PROBLEM REQUIREMENTS: How many lines of these entries hold the string "checklist"? Reply with the number alone.

- Opening Delimiter -

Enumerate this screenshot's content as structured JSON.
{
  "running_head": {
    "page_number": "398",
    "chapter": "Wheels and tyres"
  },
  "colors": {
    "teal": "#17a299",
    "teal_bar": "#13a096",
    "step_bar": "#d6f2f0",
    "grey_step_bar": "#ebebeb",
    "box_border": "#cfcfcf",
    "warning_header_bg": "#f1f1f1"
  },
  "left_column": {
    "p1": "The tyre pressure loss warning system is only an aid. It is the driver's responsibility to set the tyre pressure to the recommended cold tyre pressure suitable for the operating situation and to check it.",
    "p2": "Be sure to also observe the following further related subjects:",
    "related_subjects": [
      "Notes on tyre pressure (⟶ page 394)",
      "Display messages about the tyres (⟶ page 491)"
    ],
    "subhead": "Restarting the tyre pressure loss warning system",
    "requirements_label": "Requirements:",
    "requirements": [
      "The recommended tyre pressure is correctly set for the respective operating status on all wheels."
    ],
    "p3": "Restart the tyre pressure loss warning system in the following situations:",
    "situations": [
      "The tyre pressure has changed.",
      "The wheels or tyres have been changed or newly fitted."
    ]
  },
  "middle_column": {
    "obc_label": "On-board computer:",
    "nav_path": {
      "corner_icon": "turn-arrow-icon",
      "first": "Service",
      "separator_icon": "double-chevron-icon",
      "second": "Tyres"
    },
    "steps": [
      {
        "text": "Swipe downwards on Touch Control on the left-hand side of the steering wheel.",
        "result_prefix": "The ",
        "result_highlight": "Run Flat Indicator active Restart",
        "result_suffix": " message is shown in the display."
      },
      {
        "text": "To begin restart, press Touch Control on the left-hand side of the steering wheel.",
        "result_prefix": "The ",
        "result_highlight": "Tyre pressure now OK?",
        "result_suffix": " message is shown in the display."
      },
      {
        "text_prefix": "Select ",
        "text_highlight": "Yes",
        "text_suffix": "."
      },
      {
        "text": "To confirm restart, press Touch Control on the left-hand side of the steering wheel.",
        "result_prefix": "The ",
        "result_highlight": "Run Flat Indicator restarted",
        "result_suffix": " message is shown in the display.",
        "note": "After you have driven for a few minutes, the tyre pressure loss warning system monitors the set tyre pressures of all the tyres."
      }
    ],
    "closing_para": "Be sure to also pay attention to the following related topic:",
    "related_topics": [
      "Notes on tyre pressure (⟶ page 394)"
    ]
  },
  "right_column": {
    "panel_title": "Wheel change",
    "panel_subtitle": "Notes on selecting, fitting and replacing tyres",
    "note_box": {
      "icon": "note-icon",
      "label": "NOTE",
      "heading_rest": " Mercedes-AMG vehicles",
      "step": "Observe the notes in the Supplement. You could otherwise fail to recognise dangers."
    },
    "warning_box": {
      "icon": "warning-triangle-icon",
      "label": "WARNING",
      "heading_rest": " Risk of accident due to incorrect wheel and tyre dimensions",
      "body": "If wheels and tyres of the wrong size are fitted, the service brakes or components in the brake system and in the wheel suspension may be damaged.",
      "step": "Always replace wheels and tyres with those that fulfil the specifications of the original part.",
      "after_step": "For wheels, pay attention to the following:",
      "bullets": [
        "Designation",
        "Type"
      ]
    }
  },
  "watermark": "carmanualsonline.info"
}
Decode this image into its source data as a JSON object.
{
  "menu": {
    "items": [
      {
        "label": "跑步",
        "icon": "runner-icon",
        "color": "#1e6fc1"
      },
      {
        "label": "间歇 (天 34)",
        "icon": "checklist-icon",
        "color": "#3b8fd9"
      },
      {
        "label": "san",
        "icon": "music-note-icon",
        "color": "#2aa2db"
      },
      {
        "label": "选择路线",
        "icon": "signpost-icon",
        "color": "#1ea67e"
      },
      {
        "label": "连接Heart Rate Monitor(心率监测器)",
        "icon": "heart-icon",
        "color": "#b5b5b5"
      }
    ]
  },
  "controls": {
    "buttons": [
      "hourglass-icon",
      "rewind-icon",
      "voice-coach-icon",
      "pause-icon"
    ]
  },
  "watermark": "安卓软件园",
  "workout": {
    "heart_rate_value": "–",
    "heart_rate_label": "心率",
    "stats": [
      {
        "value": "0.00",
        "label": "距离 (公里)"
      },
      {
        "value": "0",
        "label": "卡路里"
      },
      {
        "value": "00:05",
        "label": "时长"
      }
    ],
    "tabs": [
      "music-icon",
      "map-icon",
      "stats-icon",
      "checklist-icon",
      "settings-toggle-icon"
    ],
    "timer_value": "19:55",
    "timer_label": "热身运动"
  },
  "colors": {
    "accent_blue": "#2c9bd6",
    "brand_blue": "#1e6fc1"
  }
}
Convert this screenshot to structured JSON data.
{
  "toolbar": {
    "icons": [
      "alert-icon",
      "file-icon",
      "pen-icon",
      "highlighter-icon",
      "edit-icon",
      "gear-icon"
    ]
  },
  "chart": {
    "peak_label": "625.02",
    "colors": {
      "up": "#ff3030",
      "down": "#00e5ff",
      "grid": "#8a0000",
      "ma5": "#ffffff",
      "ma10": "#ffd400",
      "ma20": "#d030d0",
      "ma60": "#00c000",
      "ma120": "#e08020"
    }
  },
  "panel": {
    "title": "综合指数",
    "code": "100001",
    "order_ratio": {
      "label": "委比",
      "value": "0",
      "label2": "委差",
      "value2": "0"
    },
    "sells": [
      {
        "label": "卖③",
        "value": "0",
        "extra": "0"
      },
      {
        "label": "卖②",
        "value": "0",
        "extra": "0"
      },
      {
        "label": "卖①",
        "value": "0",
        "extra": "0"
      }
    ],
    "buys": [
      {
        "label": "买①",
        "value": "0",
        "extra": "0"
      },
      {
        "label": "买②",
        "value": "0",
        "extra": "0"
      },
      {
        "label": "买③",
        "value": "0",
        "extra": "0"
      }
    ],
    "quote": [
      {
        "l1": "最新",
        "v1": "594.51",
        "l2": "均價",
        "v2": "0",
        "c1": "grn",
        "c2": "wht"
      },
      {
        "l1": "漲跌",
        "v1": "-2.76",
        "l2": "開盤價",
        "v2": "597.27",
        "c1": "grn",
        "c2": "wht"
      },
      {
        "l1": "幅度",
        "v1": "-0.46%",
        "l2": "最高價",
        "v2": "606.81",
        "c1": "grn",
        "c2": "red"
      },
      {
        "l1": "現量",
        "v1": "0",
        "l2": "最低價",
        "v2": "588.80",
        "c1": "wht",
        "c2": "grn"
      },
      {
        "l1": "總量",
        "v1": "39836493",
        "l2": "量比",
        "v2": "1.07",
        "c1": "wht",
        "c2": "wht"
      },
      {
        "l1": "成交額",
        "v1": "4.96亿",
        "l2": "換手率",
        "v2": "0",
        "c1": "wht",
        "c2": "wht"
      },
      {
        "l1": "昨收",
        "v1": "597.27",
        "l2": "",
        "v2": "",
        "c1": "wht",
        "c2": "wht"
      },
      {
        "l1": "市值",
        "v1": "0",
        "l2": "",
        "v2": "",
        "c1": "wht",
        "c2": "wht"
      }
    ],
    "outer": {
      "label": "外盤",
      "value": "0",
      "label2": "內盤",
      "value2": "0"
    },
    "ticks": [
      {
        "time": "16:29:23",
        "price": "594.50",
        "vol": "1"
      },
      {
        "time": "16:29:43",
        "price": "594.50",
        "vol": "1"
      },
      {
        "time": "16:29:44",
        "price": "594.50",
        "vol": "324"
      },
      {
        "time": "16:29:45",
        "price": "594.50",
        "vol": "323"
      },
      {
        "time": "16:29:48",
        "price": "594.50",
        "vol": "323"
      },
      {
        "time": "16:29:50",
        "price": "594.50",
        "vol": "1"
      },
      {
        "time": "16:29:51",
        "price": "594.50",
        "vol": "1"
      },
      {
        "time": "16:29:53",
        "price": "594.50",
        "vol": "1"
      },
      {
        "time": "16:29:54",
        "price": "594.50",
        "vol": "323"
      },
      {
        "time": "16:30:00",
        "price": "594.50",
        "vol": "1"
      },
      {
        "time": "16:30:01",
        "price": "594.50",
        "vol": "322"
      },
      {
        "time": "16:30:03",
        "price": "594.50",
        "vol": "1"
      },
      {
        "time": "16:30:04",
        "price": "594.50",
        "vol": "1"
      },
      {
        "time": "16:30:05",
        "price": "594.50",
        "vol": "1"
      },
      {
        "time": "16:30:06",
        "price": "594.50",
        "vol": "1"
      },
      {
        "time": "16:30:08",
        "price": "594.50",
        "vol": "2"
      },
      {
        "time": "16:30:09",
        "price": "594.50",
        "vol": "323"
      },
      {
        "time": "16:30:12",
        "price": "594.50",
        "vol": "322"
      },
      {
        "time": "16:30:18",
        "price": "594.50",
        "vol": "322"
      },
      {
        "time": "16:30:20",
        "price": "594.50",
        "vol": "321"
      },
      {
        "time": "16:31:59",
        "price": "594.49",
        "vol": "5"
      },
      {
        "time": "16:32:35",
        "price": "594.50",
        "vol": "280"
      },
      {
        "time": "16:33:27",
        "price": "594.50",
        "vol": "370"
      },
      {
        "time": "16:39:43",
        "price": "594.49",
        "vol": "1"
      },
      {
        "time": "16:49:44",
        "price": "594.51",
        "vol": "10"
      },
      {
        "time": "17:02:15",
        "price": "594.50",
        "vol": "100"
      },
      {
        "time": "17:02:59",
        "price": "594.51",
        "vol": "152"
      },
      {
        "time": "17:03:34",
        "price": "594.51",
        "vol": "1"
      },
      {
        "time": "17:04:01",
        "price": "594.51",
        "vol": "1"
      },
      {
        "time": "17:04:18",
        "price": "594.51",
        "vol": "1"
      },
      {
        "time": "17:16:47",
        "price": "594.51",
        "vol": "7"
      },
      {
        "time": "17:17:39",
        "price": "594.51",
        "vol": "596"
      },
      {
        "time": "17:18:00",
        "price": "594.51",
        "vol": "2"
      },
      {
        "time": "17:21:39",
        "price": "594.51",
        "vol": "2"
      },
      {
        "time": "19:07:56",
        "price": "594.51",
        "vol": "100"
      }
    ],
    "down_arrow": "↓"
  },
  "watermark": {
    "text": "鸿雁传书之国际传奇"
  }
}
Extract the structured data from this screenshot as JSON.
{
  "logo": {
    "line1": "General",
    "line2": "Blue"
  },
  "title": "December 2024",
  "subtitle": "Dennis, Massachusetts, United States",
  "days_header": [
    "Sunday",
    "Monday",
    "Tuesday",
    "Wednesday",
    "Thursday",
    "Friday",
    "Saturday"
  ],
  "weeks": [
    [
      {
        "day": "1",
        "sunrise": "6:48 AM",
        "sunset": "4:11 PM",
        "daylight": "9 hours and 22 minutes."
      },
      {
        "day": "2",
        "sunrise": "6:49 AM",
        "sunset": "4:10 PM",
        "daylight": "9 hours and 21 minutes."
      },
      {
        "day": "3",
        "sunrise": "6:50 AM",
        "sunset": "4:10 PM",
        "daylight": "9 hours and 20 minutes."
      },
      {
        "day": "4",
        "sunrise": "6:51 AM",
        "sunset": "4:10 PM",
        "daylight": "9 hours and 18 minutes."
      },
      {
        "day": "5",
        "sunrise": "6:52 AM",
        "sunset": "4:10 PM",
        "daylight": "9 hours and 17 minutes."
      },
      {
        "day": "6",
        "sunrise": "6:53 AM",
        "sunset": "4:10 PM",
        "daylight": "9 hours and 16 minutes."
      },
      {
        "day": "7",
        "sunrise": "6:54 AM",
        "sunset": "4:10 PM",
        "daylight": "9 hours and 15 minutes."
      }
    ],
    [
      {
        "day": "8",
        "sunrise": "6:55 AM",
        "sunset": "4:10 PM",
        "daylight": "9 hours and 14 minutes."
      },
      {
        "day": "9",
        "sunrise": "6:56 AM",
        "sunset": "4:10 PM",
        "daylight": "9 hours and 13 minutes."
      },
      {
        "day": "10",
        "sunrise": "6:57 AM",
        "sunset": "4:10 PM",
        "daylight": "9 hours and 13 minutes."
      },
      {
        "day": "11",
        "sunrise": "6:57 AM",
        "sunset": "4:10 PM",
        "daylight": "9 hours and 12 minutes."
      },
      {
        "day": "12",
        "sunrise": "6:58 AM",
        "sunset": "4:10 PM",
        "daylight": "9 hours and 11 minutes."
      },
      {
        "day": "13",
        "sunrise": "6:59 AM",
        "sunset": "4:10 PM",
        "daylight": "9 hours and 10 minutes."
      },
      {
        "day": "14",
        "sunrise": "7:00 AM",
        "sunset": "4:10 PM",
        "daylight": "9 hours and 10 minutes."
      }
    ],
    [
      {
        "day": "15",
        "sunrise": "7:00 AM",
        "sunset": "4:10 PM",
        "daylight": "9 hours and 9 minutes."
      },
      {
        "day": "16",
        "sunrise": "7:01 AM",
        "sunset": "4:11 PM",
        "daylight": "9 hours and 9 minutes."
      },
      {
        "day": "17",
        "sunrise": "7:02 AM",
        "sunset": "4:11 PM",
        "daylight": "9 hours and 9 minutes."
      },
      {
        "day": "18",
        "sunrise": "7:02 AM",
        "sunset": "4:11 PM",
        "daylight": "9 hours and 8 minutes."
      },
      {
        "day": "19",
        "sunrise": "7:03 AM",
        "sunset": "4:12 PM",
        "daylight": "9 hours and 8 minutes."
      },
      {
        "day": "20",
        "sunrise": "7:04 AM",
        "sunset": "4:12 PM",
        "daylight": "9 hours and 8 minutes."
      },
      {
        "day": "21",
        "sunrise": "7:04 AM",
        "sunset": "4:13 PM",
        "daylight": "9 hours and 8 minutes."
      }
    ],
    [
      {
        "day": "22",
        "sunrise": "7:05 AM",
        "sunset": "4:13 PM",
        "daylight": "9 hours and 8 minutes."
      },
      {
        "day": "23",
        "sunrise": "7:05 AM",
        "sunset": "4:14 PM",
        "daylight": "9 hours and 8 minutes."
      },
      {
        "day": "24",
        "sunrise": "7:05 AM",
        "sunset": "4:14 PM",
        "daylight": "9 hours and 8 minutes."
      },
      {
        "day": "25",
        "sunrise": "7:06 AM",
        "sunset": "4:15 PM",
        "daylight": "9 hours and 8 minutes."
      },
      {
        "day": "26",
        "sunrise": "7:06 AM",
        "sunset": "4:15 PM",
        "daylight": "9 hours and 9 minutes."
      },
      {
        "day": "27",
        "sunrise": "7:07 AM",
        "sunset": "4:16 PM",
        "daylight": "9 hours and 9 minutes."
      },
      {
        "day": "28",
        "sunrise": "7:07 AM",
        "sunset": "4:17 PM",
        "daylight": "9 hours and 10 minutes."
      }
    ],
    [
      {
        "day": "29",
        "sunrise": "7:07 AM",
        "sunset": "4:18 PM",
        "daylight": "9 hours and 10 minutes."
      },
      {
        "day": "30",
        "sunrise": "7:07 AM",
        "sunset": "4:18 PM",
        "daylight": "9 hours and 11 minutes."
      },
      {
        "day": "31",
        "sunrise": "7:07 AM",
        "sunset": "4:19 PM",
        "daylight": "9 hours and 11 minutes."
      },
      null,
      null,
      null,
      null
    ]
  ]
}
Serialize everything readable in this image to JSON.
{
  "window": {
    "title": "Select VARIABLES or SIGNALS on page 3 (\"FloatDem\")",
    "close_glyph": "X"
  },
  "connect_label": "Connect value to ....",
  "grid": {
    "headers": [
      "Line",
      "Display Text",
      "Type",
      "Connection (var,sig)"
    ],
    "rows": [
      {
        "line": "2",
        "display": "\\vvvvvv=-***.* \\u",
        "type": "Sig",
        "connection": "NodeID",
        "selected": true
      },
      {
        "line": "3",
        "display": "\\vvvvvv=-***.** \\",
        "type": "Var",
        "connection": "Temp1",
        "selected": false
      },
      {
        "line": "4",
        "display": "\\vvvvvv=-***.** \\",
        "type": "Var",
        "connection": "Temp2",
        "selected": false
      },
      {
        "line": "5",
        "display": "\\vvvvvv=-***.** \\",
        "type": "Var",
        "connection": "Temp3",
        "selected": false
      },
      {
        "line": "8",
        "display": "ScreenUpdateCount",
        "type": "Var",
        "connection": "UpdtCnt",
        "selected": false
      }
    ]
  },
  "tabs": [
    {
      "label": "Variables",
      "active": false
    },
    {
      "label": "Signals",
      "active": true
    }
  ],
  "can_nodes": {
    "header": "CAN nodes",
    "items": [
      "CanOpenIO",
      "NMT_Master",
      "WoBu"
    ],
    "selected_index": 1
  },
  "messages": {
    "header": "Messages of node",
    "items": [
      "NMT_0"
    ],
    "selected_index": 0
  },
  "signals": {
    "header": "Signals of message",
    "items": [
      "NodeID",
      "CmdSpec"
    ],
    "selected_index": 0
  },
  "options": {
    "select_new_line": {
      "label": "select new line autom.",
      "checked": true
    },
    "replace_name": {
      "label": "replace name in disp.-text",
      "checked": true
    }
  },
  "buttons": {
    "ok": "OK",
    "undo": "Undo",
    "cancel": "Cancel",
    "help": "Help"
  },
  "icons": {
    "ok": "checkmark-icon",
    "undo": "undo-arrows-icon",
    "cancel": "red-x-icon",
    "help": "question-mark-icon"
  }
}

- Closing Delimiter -

TASK RESPONSE: 2